What is needed -> An exact copy of the entries below is needed, with every picture left out.
[Record extracts Boundary: Start]
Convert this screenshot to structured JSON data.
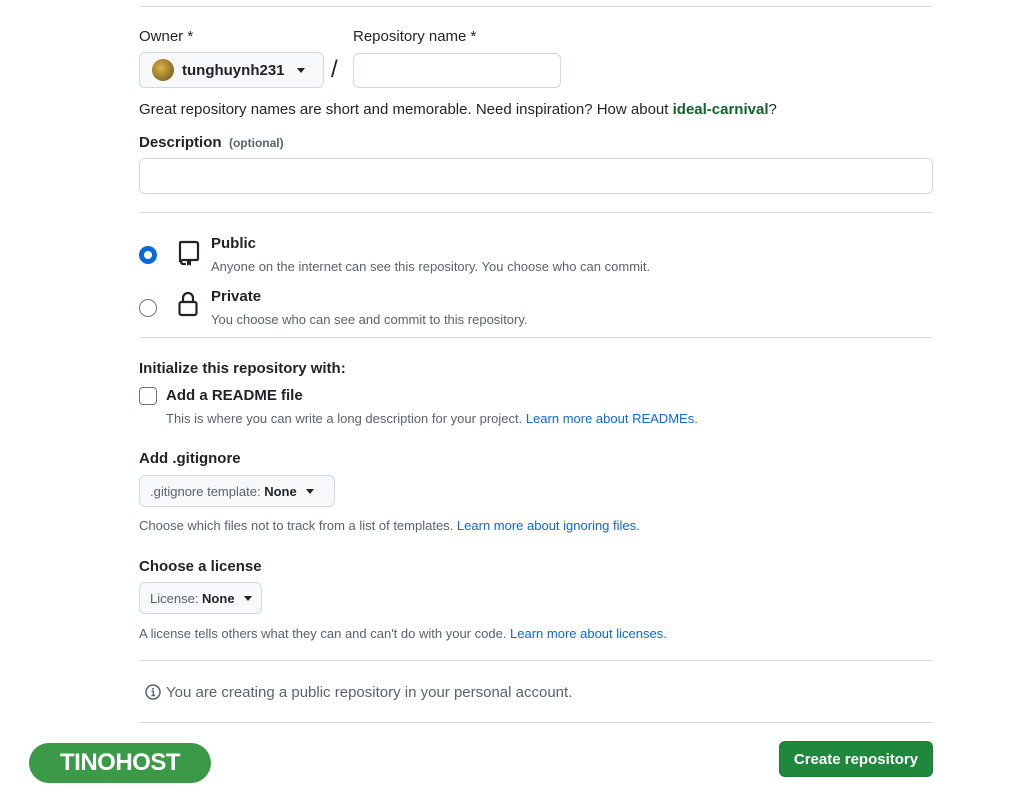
{
  "owner": {
    "label": "Owner *",
    "value": "tunghuynh231"
  },
  "repo_name": {
    "label": "Repository name *",
    "value": "",
    "separator": "/"
  },
  "suggestion": {
    "text": "Great repository names are short and memorable. Need inspiration? How about ",
    "name": "ideal-carnival",
    "end": "?"
  },
  "description": {
    "label": "Description",
    "optional": "(optional)",
    "value": ""
  },
  "visibility": {
    "selected": "public",
    "public_title": "Public",
    "public_desc": "Anyone on the internet can see this repository. You choose who can commit.",
    "private_title": "Private",
    "private_desc": "You choose who can see and commit to this repository."
  },
  "init": {
    "heading": "Initialize this repository with:",
    "readme_label": "Add a README file",
    "readme_checked": false,
    "readme_desc": "This is where you can write a long description for your project. ",
    "readme_link": "Learn more about READMEs."
  },
  "gitignore": {
    "heading": "Add .gitignore",
    "button_prefix": ".gitignore template: ",
    "button_value": "None",
    "desc": "Choose which files not to track from a list of templates. ",
    "link": "Learn more about ignoring files."
  },
  "license": {
    "heading": "Choose a license",
    "button_prefix": "License: ",
    "button_value": "None",
    "desc": "A license tells others what they can and can't do with your code. ",
    "link": "Learn more about licenses."
  },
  "notice": {
    "text": "You are creating a public repository in your personal account."
  },
  "submit": {
    "label": "Create repository"
  },
  "watermark": {
    "text": "TINOHOST"
  },
  "colors": {
    "accent": "#0969da",
    "green": "#1f883d",
    "suggest_green": "#116329",
    "watermark_green": "#3a9a48"
  }
}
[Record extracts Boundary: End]
Response to the task ->
Convert this screenshot to structured JSON data.
{
  "owner": {
    "label": "Owner *",
    "value": "tunghuynh231"
  },
  "repo_name": {
    "label": "Repository name *",
    "value": "",
    "separator": "/"
  },
  "suggestion": {
    "text": "Great repository names are short and memorable. Need inspiration? How about ",
    "name": "ideal-carnival",
    "end": "?"
  },
  "description": {
    "label": "Description",
    "optional": "(optional)",
    "value": ""
  },
  "visibility": {
    "selected": "public",
    "public_title": "Public",
    "public_desc": "Anyone on the internet can see this repository. You choose who can commit.",
    "private_title": "Private",
    "private_desc": "You choose who can see and commit to this repository."
  },
  "init": {
    "heading": "Initialize this repository with:",
    "readme_label": "Add a README file",
    "readme_checked": false,
    "readme_desc": "This is where you can write a long description for your project. ",
    "readme_link": "Learn more about READMEs."
  },
  "gitignore": {
    "heading": "Add .gitignore",
    "button_prefix": ".gitignore template: ",
    "button_value": "None",
    "desc": "Choose which files not to track from a list of templates. ",
    "link": "Learn more about ignoring files."
  },
  "license": {
    "heading": "Choose a license",
    "button_prefix": "License: ",
    "button_value": "None",
    "desc": "A license tells others what they can and can't do with your code. ",
    "link": "Learn more about licenses."
  },
  "notice": {
    "text": "You are creating a public repository in your personal account."
  },
  "submit": {
    "label": "Create repository"
  },
  "watermark": {
    "text": "TINOHOST"
  },
  "colors": {
    "accent": "#0969da",
    "green": "#1f883d",
    "suggest_green": "#116329",
    "watermark_green": "#3a9a48"
  }
}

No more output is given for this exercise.